Letís face it, he was a commercial artist, drawing womenís shoes for newspaper ads, until a friend suggested he try screen prints.
Warhol was a child of the 60's, the Pop art era, and his images reflect the news stories and mood of his time. His claim to fame was to repeat a subject over and over again, such as Marilyn Monroe, Jackie Kennedy, an electric chair, a car accident, Campbell soup can. He took a mundane object and turned it into a piece of art. These caught his attention and made him forever immortal, like his images.
One of his images was an electric chair from Sing Sing prison. It was a simple newspaper photo that Warhol reproduced in black and white on silkscreen.
He seemed obsessed with Marilyn Monroe, despite the fact that he had never actually met her.
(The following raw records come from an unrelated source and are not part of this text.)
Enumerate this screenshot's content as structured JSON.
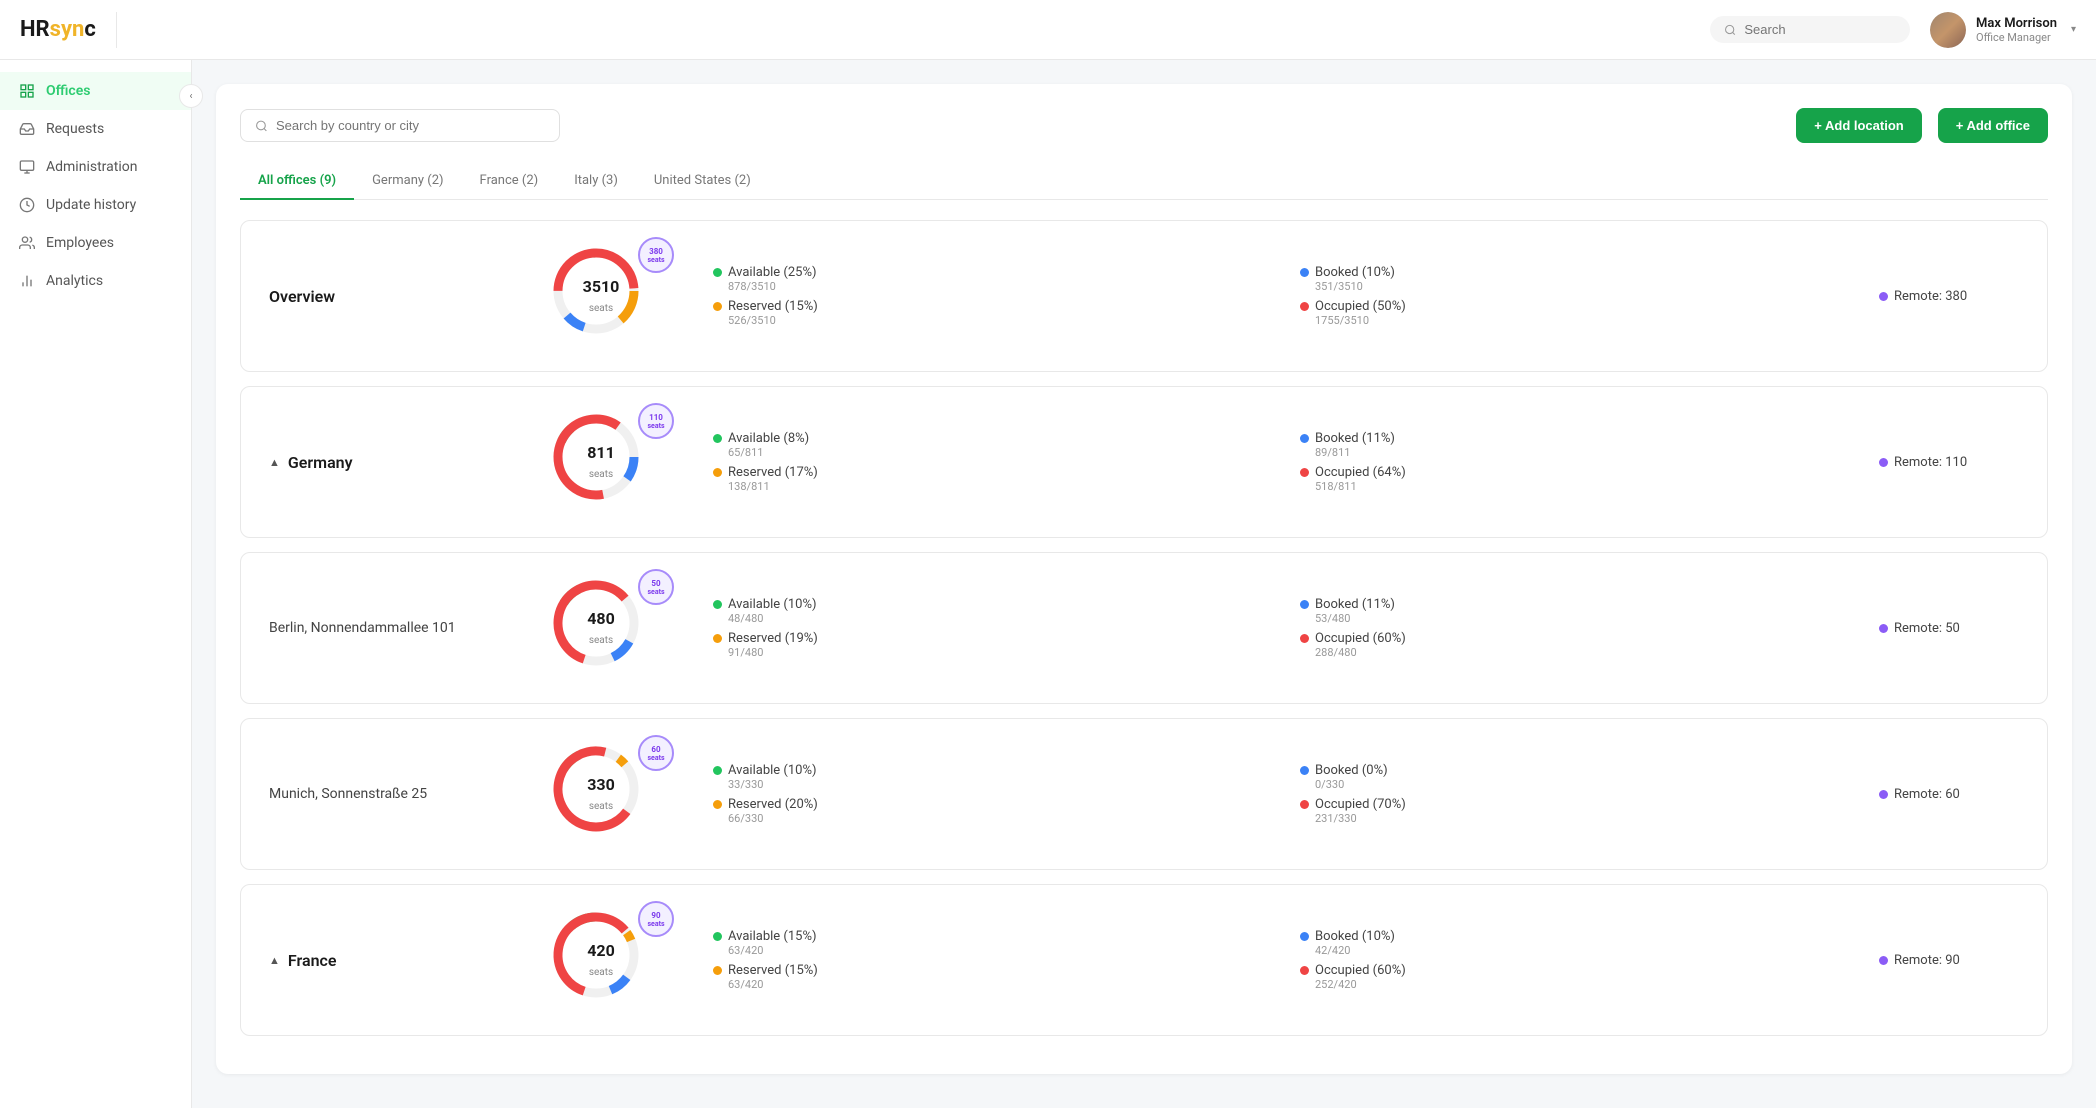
{
  "app": {
    "logo": "HRsync",
    "logo_dot": "·"
  },
  "header": {
    "search_placeholder": "Search",
    "user": {
      "name": "Max Morrison",
      "role": "Office Manager"
    }
  },
  "sidebar": {
    "collapse_icon": "‹",
    "items": [
      {
        "id": "offices",
        "label": "Offices",
        "icon": "grid",
        "active": true
      },
      {
        "id": "requests",
        "label": "Requests",
        "icon": "inbox",
        "active": false
      },
      {
        "id": "administration",
        "label": "Administration",
        "icon": "settings",
        "active": false
      },
      {
        "id": "update-history",
        "label": "Update history",
        "icon": "clock",
        "active": false
      },
      {
        "id": "employees",
        "label": "Employees",
        "icon": "users",
        "active": false
      },
      {
        "id": "analytics",
        "label": "Analytics",
        "icon": "bar-chart",
        "active": false
      }
    ]
  },
  "toolbar": {
    "search_placeholder": "Search by country or city",
    "add_location_label": "+ Add location",
    "add_office_label": "+ Add office"
  },
  "tabs": [
    {
      "id": "all",
      "label": "All offices (9)",
      "active": true
    },
    {
      "id": "germany",
      "label": "Germany (2)",
      "active": false
    },
    {
      "id": "france",
      "label": "France (2)",
      "active": false
    },
    {
      "id": "italy",
      "label": "Italy (3)",
      "active": false
    },
    {
      "id": "us",
      "label": "United States (2)",
      "active": false
    }
  ],
  "rows": [
    {
      "id": "overview",
      "title": "Overview",
      "expand_icon": null,
      "seats": 3510,
      "remote": 380,
      "donut": [
        {
          "label": "Available",
          "pct": 25,
          "color": "#22c55e",
          "count": "878/3510"
        },
        {
          "label": "Reserved",
          "pct": 15,
          "color": "#f59e0b",
          "count": "526/3510"
        },
        {
          "label": "Booked",
          "pct": 10,
          "color": "#3b82f6",
          "count": "351/3510"
        },
        {
          "label": "Occupied",
          "pct": 50,
          "color": "#ef4444",
          "count": "1755/3510"
        }
      ]
    },
    {
      "id": "germany",
      "title": "Germany",
      "expand_icon": "▲",
      "seats": 811,
      "remote": 110,
      "donut": [
        {
          "label": "Available",
          "pct": 8,
          "color": "#22c55e",
          "count": "65/811"
        },
        {
          "label": "Reserved",
          "pct": 17,
          "color": "#f59e0b",
          "count": "138/811"
        },
        {
          "label": "Booked",
          "pct": 11,
          "color": "#3b82f6",
          "count": "89/811"
        },
        {
          "label": "Occupied",
          "pct": 64,
          "color": "#ef4444",
          "count": "518/811"
        }
      ]
    },
    {
      "id": "berlin",
      "title": "Berlin, Nonnendammallee 101",
      "expand_icon": null,
      "sub": true,
      "seats": 480,
      "remote": 50,
      "donut": [
        {
          "label": "Available",
          "pct": 10,
          "color": "#22c55e",
          "count": "48/480"
        },
        {
          "label": "Reserved",
          "pct": 19,
          "color": "#f59e0b",
          "count": "91/480"
        },
        {
          "label": "Booked",
          "pct": 11,
          "color": "#3b82f6",
          "count": "53/480"
        },
        {
          "label": "Occupied",
          "pct": 60,
          "color": "#ef4444",
          "count": "288/480"
        }
      ]
    },
    {
      "id": "munich",
      "title": "Munich, Sonnenstraße 25",
      "expand_icon": null,
      "sub": true,
      "seats": 330,
      "remote": 60,
      "donut": [
        {
          "label": "Available",
          "pct": 10,
          "color": "#22c55e",
          "count": "33/330"
        },
        {
          "label": "Reserved",
          "pct": 20,
          "color": "#f59e0b",
          "count": "66/330"
        },
        {
          "label": "Booked",
          "pct": 0,
          "color": "#3b82f6",
          "count": "0/330"
        },
        {
          "label": "Occupied",
          "pct": 70,
          "color": "#ef4444",
          "count": "231/330"
        }
      ]
    },
    {
      "id": "france",
      "title": "France",
      "expand_icon": "▲",
      "seats": 420,
      "remote": 90,
      "donut": [
        {
          "label": "Available",
          "pct": 15,
          "color": "#22c55e",
          "count": "63/420"
        },
        {
          "label": "Reserved",
          "pct": 15,
          "color": "#f59e0b",
          "count": "63/420"
        },
        {
          "label": "Booked",
          "pct": 10,
          "color": "#3b82f6",
          "count": "42/420"
        },
        {
          "label": "Occupied",
          "pct": 60,
          "color": "#ef4444",
          "count": "252/420"
        }
      ]
    }
  ],
  "colors": {
    "green": "#22c55e",
    "amber": "#f59e0b",
    "blue": "#3b82f6",
    "red": "#ef4444",
    "purple": "#8b5cf6",
    "brand": "#16a34a"
  }
}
Because of her exploitation by the media, Warhol depicted her as a goddess in "Gold Marilyn Monroe" or as someone turned destructive, as in the multiple Marilyn pictures.
He made his screen prints in a gallery/studio known as the Factory. There he hung out with lots of Bohemian types, all hours of the day and night.
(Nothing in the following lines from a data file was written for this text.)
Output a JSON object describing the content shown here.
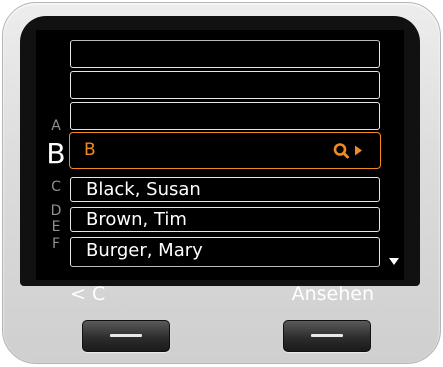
{
  "index_letters": {
    "above": "A",
    "current": "B",
    "below": [
      "C",
      "D",
      "E",
      "F"
    ]
  },
  "search_row": {
    "value": "B",
    "icon": "search-icon"
  },
  "contacts": [
    {
      "name": "Black, Susan"
    },
    {
      "name": "Brown, Tim"
    },
    {
      "name": "Burger, Mary"
    }
  ],
  "softkeys": {
    "left": "< C",
    "right": "Ansehen"
  },
  "colors": {
    "accent": "#f08a24",
    "screen_bg": "#000000",
    "text": "#ffffff",
    "letter_dim": "#8f8f8f"
  }
}
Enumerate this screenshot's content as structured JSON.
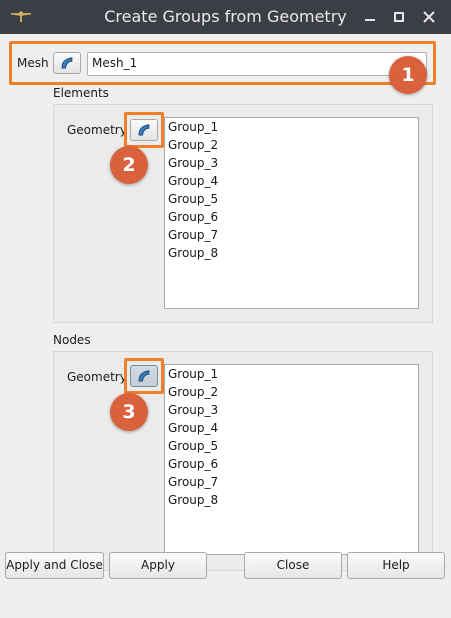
{
  "window": {
    "title": "Create Groups from Geometry",
    "controls": {
      "minimize": "–",
      "maximize": "□",
      "close": "✕"
    }
  },
  "mesh": {
    "label": "Mesh",
    "value": "Mesh_1",
    "select_icon": "geometry-select-icon"
  },
  "elements": {
    "section_title": "Elements",
    "geometry_label": "Geometry",
    "select_icon": "geometry-select-icon",
    "items": [
      "Group_1",
      "Group_2",
      "Group_3",
      "Group_4",
      "Group_5",
      "Group_6",
      "Group_7",
      "Group_8"
    ]
  },
  "nodes": {
    "section_title": "Nodes",
    "geometry_label": "Geometry",
    "select_icon": "geometry-select-icon",
    "items": [
      "Group_1",
      "Group_2",
      "Group_3",
      "Group_4",
      "Group_5",
      "Group_6",
      "Group_7",
      "Group_8"
    ]
  },
  "annotations": {
    "badge_1": "1",
    "badge_2": "2",
    "badge_3": "3",
    "highlight_color": "#f07f2a",
    "badge_color": "#d9623c"
  },
  "buttons": {
    "apply_and_close": "Apply and Close",
    "apply": "Apply",
    "close": "Close",
    "help": "Help"
  }
}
But I ask you, is he really a great artist? Did he look around at the artists of the day, like Oldenburg, Lichtenstein, and jump on the band wagon just to cash in?
No matter which side you take, he did leave us with at least one thought to ponder. Isn't it true we all have "15 minutes of fame" in our lifetime?
To me, Warhol was not alone in his approach, as it repeats itself in the present day.
The same might be said for Tommy Hilfiger, a marketer turned fashion designer. Didnít Ralph Lauren and Calvin Klein set the trends before Hilfiger decided to use his marketing savvy and have rappers wear his clothing? As he outfitted them and he received exposure, the trends began, and the rest is history.
To research art market prices,you only need enter the artist's last name below: